When it comes to climate change and peatlands, the key thing to remember is the lifetime of carbon storage. A tree grows relatively quickly and might take in carbon at a faster rate than the same volume of sphagnum moss; however, the carbon stored by that tree will likely return to the atmosphere (if the tree is cut down, burned, rots away etc.) within 40, 50 or maybe several hundred years. This sounds like a long time, but it’s the blink of an eye in the lifetime of a healthy peat bog, which can lock carbon in for tens of thousands of years ideally…
I say “ideally” because this only works if we don’t mess with the bogs.

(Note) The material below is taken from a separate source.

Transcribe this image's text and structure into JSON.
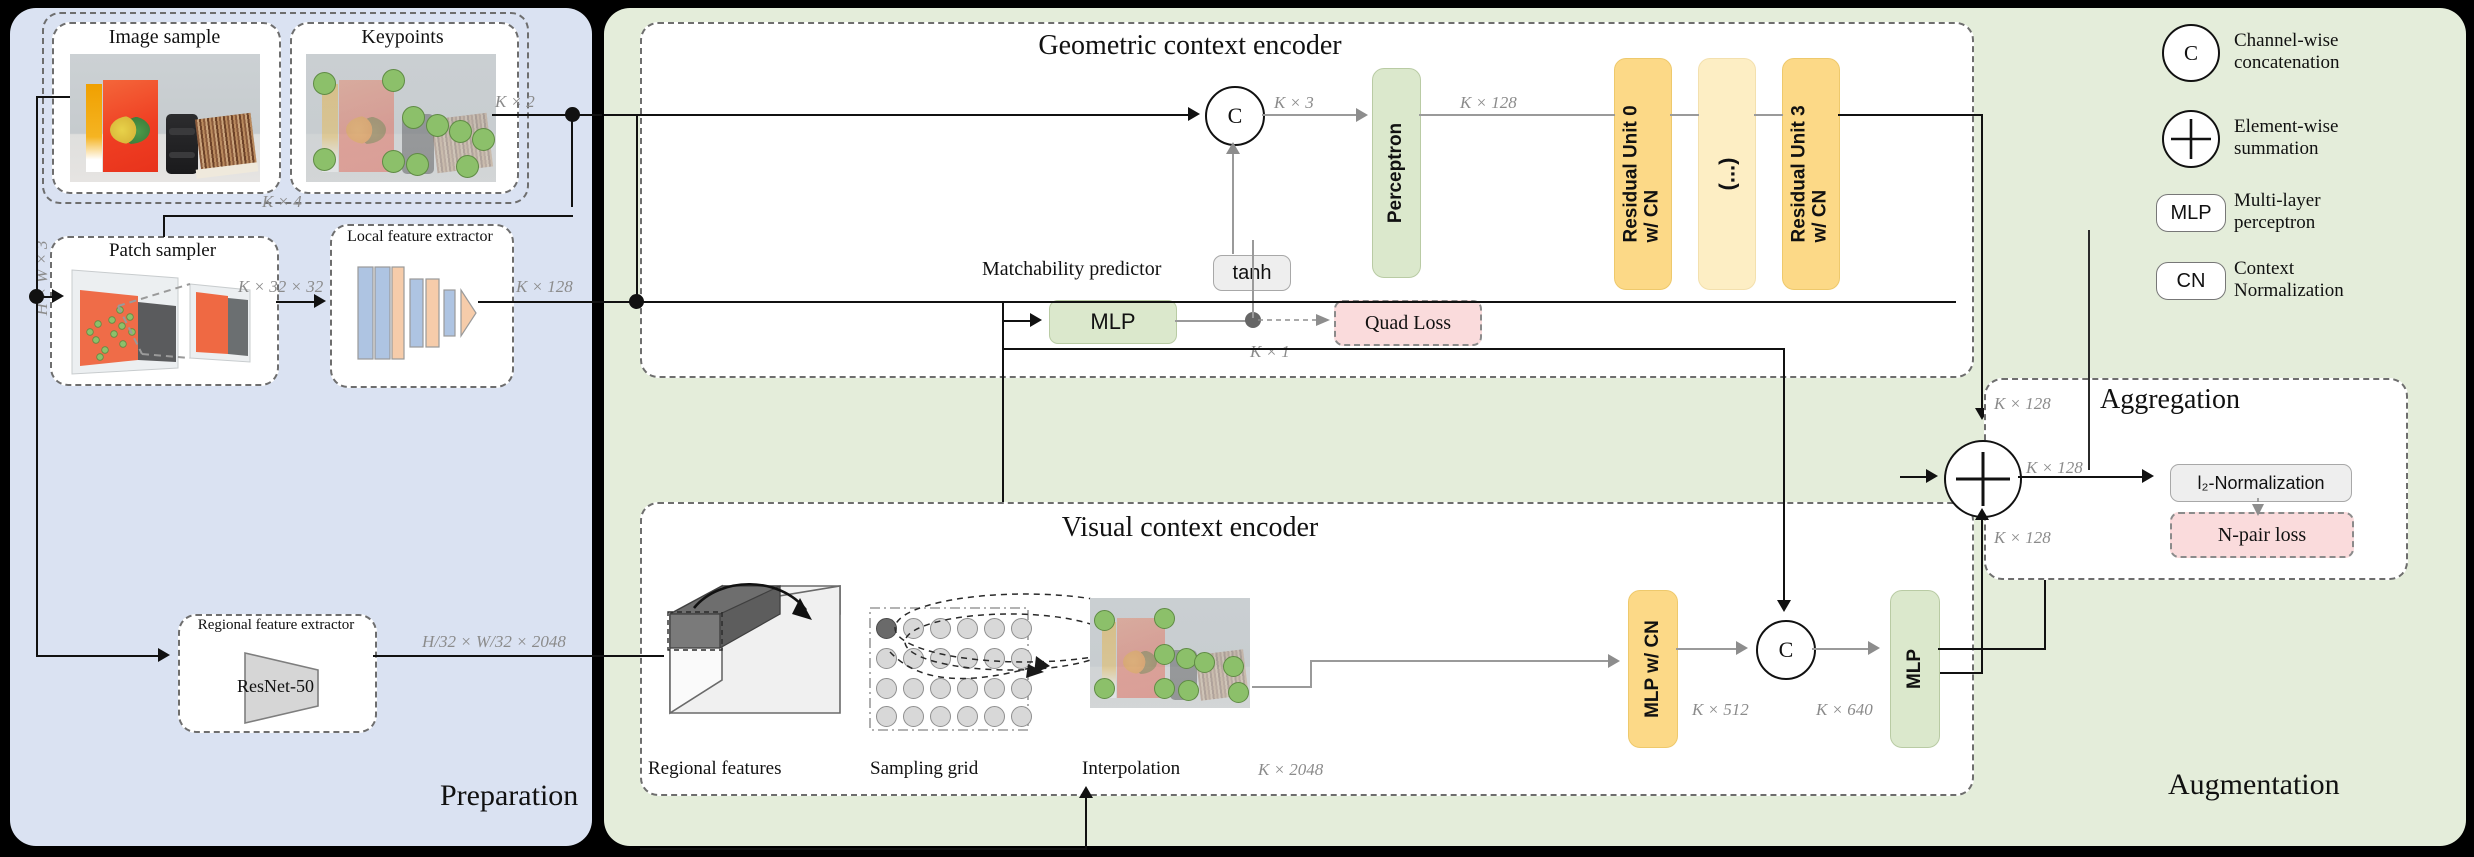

An unhealthy bog – that is one which has been drained for crops (including trees), trampled by cows, or harvested for compost – does not give us environmental benefits. In fact, an unhealthy bog will release more greenhouse gasses than it stores in some instances.

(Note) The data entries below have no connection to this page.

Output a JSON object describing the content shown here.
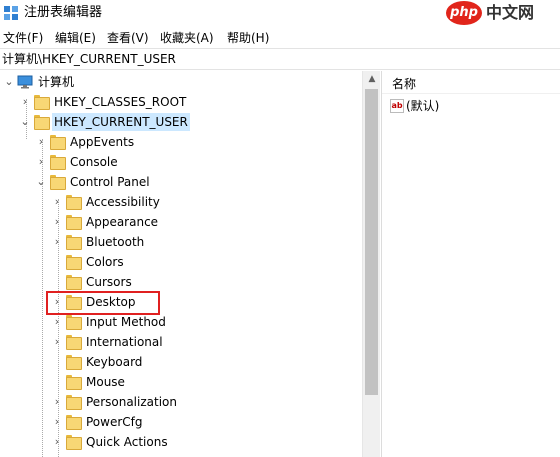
{
  "window": {
    "title": "注册表编辑器",
    "icon": "registry-editor-icon"
  },
  "watermark": {
    "logo": "php",
    "text": "中文网"
  },
  "menu": [
    {
      "label": "文件(F)"
    },
    {
      "label": "编辑(E)"
    },
    {
      "label": "查看(V)"
    },
    {
      "label": "收藏夹(A)"
    },
    {
      "label": "帮助(H)"
    }
  ],
  "address": {
    "path": "计算机\\HKEY_CURRENT_USER"
  },
  "tree": {
    "root": "计算机",
    "nodes": [
      {
        "label": "HKEY_CLASSES_ROOT",
        "expand": "collapsed"
      },
      {
        "label": "HKEY_CURRENT_USER",
        "expand": "expanded",
        "selected": true
      },
      {
        "label": "AppEvents",
        "expand": "collapsed"
      },
      {
        "label": "Console",
        "expand": "collapsed"
      },
      {
        "label": "Control Panel",
        "expand": "expanded"
      },
      {
        "label": "Accessibility",
        "expand": "collapsed"
      },
      {
        "label": "Appearance",
        "expand": "collapsed"
      },
      {
        "label": "Bluetooth",
        "expand": "collapsed"
      },
      {
        "label": "Colors",
        "expand": "none"
      },
      {
        "label": "Cursors",
        "expand": "none"
      },
      {
        "label": "Desktop",
        "expand": "collapsed",
        "highlighted": true
      },
      {
        "label": "Input Method",
        "expand": "collapsed"
      },
      {
        "label": "International",
        "expand": "collapsed"
      },
      {
        "label": "Keyboard",
        "expand": "none"
      },
      {
        "label": "Mouse",
        "expand": "none"
      },
      {
        "label": "Personalization",
        "expand": "collapsed"
      },
      {
        "label": "PowerCfg",
        "expand": "collapsed"
      },
      {
        "label": "Quick Actions",
        "expand": "collapsed"
      }
    ]
  },
  "values_pane": {
    "column_header": "名称",
    "rows": [
      {
        "name": "(默认)",
        "icon": "string-value-icon"
      }
    ]
  },
  "colors": {
    "selection": "#cce8ff",
    "highlight_box": "#e02020",
    "folder": "#f8d775"
  }
}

How can The Flow Country help us with the climate crisis?
For a peatland, The Flow Country is in comparatively remarkable health; however this is more a reflection on the terrible management of most other peatlands worldwide. Indeed, sizeable stretches of The Flow Country have been drained for agriculture and forestry. This has left many areas emitting carbon and polluting nearby rivers with sediment.
During the 60s and 70s, the UK Government encouraged tree planting with tax incentives. Trees were often planted in inappropriate places, as wealthy investors rushed to take advantage of these tax breaks. Locals sometimes refer to the “Terry Wogan” or “Cliff Richard” forests in recognition of the celebrities who ploughed their money into planting in The Flow Country. While it is unlikely that Sir Cliff, or even his accountant, knew exactly what impact his investment would have on the delicate blanket bog habitat, we are still dealing with the ramifications today.

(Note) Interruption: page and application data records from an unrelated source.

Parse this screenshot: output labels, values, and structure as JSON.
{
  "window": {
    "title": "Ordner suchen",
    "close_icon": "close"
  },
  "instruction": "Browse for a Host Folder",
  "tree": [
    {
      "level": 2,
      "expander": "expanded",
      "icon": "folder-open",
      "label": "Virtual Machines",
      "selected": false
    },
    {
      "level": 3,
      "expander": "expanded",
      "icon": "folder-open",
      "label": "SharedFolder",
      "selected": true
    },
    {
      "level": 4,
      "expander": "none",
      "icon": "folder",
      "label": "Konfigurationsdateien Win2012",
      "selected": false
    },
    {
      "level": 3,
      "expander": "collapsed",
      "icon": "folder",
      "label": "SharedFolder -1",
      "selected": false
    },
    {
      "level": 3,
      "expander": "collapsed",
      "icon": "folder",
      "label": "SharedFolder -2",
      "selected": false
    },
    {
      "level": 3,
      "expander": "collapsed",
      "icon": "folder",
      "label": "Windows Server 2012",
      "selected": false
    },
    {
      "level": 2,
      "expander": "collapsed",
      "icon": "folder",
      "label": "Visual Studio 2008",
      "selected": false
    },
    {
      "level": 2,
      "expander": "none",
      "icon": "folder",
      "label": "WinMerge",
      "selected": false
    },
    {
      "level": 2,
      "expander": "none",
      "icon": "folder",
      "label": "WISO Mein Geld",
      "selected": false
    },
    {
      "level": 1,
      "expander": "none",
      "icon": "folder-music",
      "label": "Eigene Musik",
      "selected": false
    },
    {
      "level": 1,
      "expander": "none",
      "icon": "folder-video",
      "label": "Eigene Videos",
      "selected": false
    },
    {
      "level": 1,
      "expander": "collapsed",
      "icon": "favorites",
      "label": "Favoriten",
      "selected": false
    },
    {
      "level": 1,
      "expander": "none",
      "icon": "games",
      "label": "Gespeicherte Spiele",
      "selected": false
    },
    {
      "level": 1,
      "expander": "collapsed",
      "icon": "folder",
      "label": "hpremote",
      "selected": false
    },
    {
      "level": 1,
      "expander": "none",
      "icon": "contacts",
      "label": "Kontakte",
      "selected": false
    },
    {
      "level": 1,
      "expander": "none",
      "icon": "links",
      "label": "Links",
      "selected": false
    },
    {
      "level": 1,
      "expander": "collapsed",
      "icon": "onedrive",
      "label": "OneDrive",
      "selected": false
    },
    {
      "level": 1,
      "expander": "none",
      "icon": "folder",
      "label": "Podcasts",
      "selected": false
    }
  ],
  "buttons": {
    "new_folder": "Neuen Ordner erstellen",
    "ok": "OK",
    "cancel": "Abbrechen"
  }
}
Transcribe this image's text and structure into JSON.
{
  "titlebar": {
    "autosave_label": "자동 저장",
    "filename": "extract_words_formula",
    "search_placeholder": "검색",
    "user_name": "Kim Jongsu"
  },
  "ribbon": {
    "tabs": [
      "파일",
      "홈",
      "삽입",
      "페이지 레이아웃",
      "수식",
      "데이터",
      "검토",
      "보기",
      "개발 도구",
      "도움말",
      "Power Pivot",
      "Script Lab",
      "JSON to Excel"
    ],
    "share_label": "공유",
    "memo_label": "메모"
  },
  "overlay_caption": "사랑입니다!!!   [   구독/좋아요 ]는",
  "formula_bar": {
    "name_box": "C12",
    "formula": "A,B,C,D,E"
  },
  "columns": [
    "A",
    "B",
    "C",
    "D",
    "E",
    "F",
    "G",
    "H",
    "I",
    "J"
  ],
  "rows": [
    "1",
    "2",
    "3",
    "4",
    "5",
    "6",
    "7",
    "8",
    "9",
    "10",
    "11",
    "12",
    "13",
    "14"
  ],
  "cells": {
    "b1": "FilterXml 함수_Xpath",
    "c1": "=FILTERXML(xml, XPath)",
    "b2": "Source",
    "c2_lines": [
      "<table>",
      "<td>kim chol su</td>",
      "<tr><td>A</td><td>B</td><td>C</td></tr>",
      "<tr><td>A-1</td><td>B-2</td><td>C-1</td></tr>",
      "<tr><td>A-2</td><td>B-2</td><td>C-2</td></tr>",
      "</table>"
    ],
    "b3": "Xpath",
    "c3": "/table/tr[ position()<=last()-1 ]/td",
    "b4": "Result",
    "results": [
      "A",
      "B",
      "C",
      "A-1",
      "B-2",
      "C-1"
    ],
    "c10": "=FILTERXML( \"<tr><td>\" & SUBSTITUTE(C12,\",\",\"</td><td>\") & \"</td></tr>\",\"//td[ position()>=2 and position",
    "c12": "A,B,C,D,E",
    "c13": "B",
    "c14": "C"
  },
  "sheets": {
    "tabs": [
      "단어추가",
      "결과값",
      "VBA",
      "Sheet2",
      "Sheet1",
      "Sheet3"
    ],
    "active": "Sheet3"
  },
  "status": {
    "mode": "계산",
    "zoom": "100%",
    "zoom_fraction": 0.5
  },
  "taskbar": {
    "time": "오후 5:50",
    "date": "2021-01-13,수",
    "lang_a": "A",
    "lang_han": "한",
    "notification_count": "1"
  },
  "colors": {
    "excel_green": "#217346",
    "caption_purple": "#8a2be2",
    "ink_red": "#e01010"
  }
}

It is quite difficult to get rid of a forest once it has been established for several decades. Even if you removed 100 trees from a square kilometre of bog in a year, you can expect to see thousands of new shoots springing up in exactly the same location the following year. Halting tree regeneration might sound like an unusual target for conservation groups such as the RSPB, and certainly many volunteers are surprised the spend so much of their conservation holidays uprooting baby trees, but it is the best thing for the bog and for climate change in the long run. Other conservation activities include blocking man-made drains in the bog and monitoring and reducing the number of deer in The Flow Country.
Overall, there are reasons to be positive when it comes to peatland management in Scotland. We are world leaders in peatland protection and The Flow Country is very much the jewel in the crown. The Flow Country is just one peatland in the UK, but it stores 3 times the amount of carbon stored in every tree in the UK put together. If we can protect our peatlands, we will lock that carbon into the ground for thousands of years to come.
Restoration efforts are ongoing in many different locations across The Flow Country, often supported by Peatland Action. There is also a growing awareness of the importance of peatlands among the local population, which is helping us in our conversations with landowners and managers. In the future, monetising peatland restoration through carbon credits offers a potentially game changing incentive to landowners and businesses.
A World Heritage Site would not represent a panacea for the social and environmental challenges we are facing in The Flow Country. I do believe, however, that it would offer an appropriate celebration of the natural and cultural heritage of this extraordinary place and encourage people worldwide to think about their own patches of peatland.
I’m always happy to talk to people about this project, so please get in touch if you have any questions. My email is Joe.Perry@2050.scot.